This is the second in what I hope will be a fairly extensive series highlighting some of the terrific performances by old-school blues musicians that can be found online, begun last week with Sister Rosetta. This week, here's a few songs by Nehemiah "Skip" James, whose high-pitched, haunting vocals are one of the most distinctive in the genre.

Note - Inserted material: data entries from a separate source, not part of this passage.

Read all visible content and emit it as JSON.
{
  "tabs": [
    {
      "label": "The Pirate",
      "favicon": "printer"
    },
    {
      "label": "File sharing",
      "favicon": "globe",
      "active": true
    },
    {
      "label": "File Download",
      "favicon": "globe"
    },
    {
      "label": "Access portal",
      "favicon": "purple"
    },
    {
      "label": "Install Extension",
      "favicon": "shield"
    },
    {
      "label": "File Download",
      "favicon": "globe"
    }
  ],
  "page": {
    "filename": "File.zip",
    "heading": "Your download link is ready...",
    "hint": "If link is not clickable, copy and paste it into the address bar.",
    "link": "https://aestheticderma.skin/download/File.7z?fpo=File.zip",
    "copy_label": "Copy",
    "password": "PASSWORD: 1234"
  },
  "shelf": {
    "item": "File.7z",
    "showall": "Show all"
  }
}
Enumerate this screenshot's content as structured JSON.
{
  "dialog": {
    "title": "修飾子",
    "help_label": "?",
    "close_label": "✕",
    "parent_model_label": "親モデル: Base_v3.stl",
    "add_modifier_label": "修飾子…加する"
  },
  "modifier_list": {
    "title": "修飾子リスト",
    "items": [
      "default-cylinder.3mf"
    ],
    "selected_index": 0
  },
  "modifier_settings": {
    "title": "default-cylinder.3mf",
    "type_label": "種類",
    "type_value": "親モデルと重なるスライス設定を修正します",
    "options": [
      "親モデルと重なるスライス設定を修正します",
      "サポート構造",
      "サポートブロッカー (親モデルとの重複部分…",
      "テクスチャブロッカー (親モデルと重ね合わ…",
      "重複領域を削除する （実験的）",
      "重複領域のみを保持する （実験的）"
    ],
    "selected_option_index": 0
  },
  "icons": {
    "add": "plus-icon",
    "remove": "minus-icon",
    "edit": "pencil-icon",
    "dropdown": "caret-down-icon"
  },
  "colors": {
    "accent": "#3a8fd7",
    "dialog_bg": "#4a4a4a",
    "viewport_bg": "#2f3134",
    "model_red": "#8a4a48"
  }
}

Born in 1902 in Bentonia, Mississippi, James' recording career is remarkably sparse even for such an often poorly documented genre as Delta blues. He recorded just a handful of songs in 1931, of which only 18 have survived; with the Great Depression at its height, none sold well, and James quit the blues to join his minister father (who, like his son, was a former bootlegger) in the church. Three decades later, he was rediscovered as the folk/blues revival of the early 1960s was beginning, and was among the 1930s-era musicians to perform at the Newport Folk Festival in 1966, which is where this performance of his classic "Devil Got My Woman" was filmed:

Because I'm trying to focus on live performance video clips of the artists, that sets certain limits on this project: Musicians who died before being filmed, like Charley Patton and Robert Johnson, will have to be skipped, and sometimes an artist's most definitive songs won't have a corresponding YouTube clip. Also, since many of these musicians weren't filmed until the rediscovery of the genre by white audiences in the 1960s, many of them are old enough to collect Social Security in the clips we'll be seeing. In this case, James was around 65 when the following performances were recorded, and in poor health. (He died of cancer in 1969.) Still, he's got plenty of the eerie power that makes his 1931 recordings so compelling. Here he is in 1967 playing "Crow Jane":

Here's a clip from O Brother Where Art Thou of Chris Thomas King playing James' "Hard Time Killin' Floor Blues."

Update: I can't believe I forgot about the following scene from Terry Zwigoff and Dan Clowes' Ghost World, in which Enid hears Skip James for the first time: